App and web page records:
_ _ _

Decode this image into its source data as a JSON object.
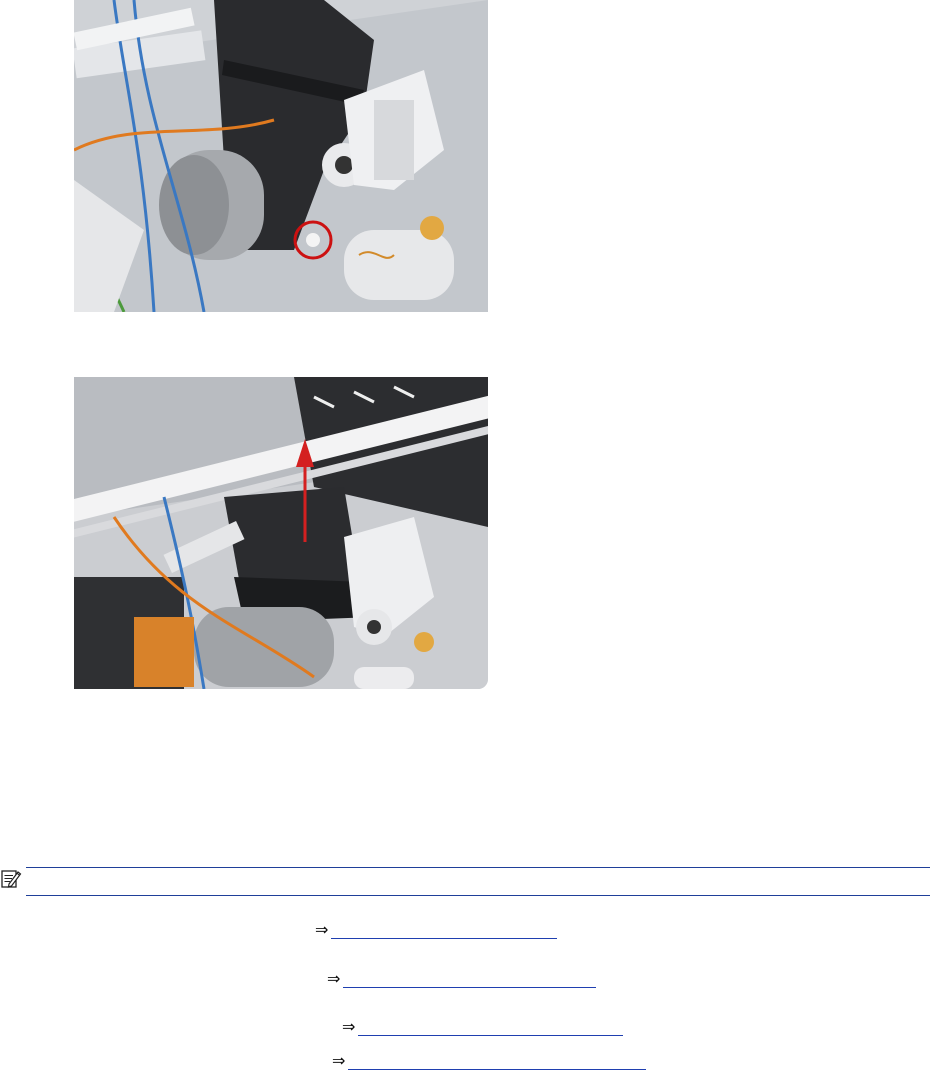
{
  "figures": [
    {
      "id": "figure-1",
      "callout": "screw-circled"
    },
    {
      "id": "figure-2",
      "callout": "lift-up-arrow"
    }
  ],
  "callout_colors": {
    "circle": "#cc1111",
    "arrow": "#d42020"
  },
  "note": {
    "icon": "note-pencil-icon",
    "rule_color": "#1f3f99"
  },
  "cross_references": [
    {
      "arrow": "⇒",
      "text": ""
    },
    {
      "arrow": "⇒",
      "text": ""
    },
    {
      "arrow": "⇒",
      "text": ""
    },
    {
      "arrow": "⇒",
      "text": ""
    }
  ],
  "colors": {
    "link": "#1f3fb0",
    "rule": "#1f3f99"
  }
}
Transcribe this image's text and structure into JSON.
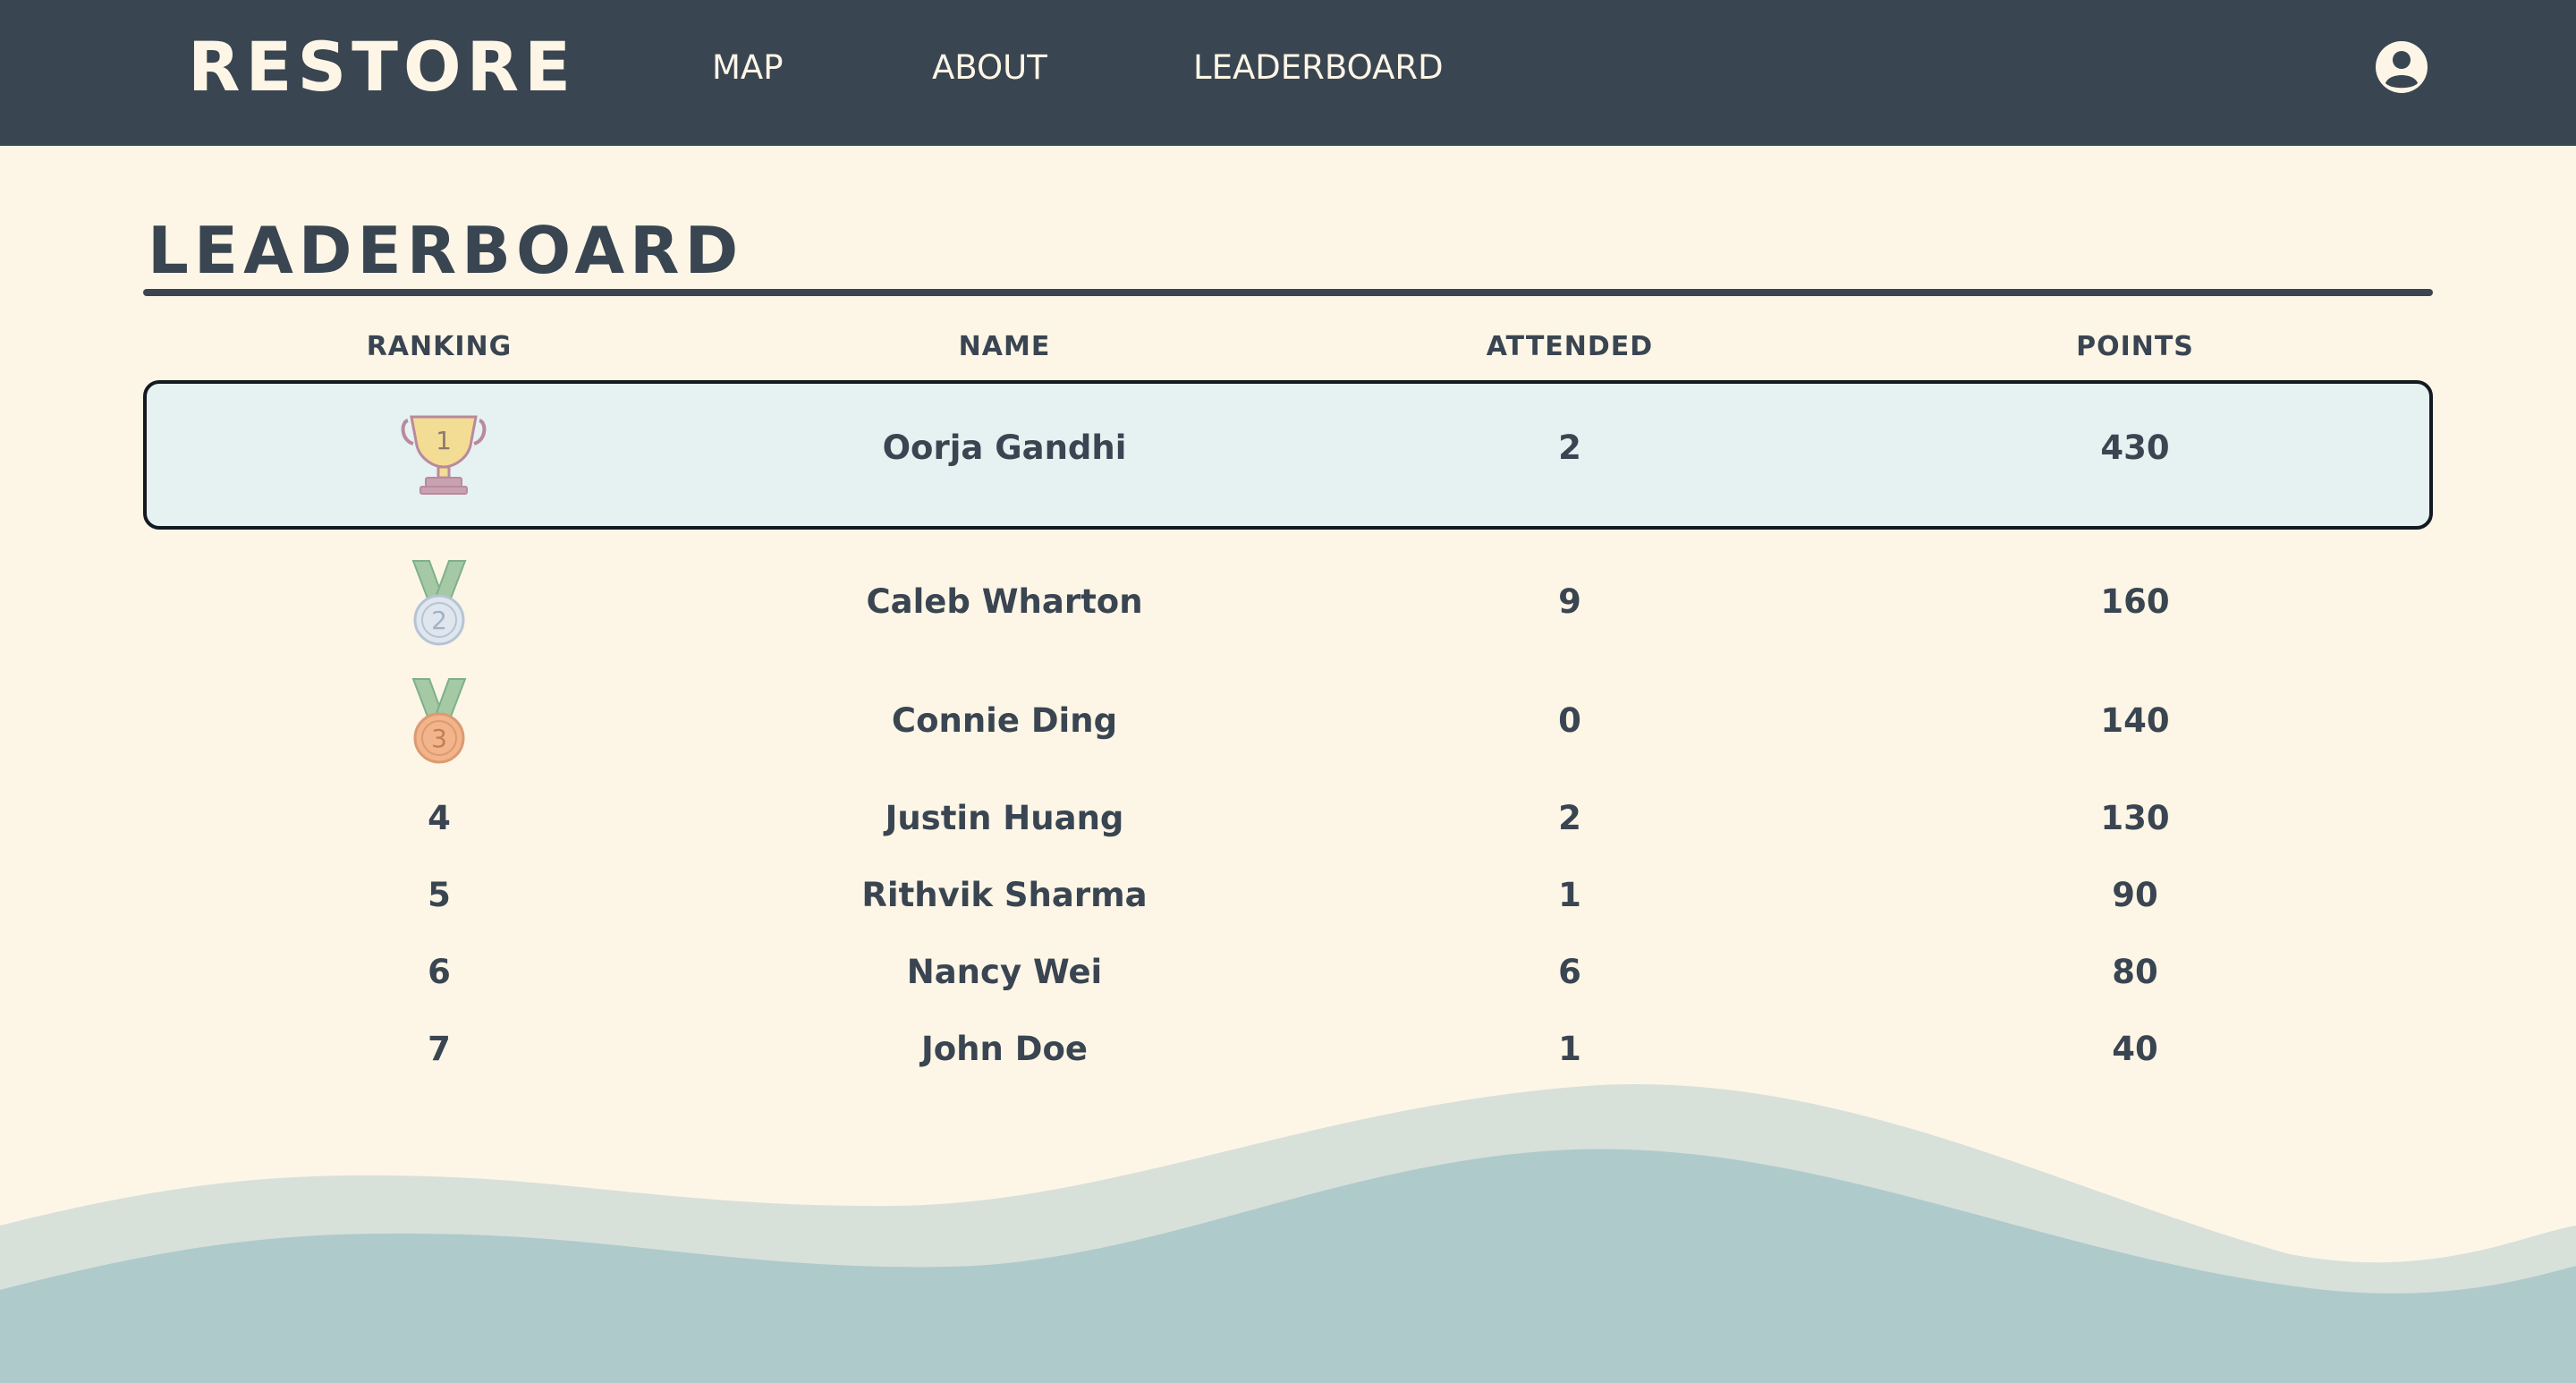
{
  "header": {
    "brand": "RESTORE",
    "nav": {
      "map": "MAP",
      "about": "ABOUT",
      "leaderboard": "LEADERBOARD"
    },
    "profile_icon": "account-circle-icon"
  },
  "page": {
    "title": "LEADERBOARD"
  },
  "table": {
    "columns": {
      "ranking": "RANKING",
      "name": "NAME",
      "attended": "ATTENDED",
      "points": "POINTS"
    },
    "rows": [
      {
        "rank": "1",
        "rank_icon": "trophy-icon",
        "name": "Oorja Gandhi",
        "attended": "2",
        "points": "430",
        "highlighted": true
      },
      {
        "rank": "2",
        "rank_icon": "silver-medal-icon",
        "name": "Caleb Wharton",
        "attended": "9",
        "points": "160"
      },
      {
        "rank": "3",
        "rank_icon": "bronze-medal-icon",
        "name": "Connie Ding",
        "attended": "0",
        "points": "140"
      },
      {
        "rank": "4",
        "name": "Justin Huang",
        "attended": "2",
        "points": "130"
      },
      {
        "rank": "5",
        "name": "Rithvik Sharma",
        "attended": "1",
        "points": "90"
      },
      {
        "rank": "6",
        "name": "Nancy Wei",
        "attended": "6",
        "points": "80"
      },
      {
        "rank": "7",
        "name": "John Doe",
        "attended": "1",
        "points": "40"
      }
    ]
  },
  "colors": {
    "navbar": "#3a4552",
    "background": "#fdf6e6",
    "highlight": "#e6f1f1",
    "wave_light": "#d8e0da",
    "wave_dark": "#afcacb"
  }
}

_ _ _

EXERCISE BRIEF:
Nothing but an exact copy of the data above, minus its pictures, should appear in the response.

RESPONSE:
Decode this image into its source data as a JSON object.
{
  "figures": [
    {
      "id": "figure-1",
      "callout": "screw-circled"
    },
    {
      "id": "figure-2",
      "callout": "lift-up-arrow"
    }
  ],
  "callout_colors": {
    "circle": "#cc1111",
    "arrow": "#d42020"
  },
  "note": {
    "icon": "note-pencil-icon",
    "rule_color": "#1f3f99"
  },
  "cross_references": [
    {
      "arrow": "⇒",
      "text": ""
    },
    {
      "arrow": "⇒",
      "text": ""
    },
    {
      "arrow": "⇒",
      "text": ""
    },
    {
      "arrow": "⇒",
      "text": ""
    }
  ],
  "colors": {
    "link": "#1f3fb0",
    "rule": "#1f3f99"
  }
}
Transcribe this image's text and structure into JSON.
{
  "header": {
    "brand": "RESTORE",
    "nav": {
      "map": "MAP",
      "about": "ABOUT",
      "leaderboard": "LEADERBOARD"
    },
    "profile_icon": "account-circle-icon"
  },
  "page": {
    "title": "LEADERBOARD"
  },
  "table": {
    "columns": {
      "ranking": "RANKING",
      "name": "NAME",
      "attended": "ATTENDED",
      "points": "POINTS"
    },
    "rows": [
      {
        "rank": "1",
        "rank_icon": "trophy-icon",
        "name": "Oorja Gandhi",
        "attended": "2",
        "points": "430",
        "highlighted": true
      },
      {
        "rank": "2",
        "rank_icon": "silver-medal-icon",
        "name": "Caleb Wharton",
        "attended": "9",
        "points": "160"
      },
      {
        "rank": "3",
        "rank_icon": "bronze-medal-icon",
        "name": "Connie Ding",
        "attended": "0",
        "points": "140"
      },
      {
        "rank": "4",
        "name": "Justin Huang",
        "attended": "2",
        "points": "130"
      },
      {
        "rank": "5",
        "name": "Rithvik Sharma",
        "attended": "1",
        "points": "90"
      },
      {
        "rank": "6",
        "name": "Nancy Wei",
        "attended": "6",
        "points": "80"
      },
      {
        "rank": "7",
        "name": "John Doe",
        "attended": "1",
        "points": "40"
      }
    ]
  },
  "colors": {
    "navbar": "#3a4552",
    "background": "#fdf6e6",
    "highlight": "#e6f1f1",
    "wave_light": "#d8e0da",
    "wave_dark": "#afcacb"
  }
}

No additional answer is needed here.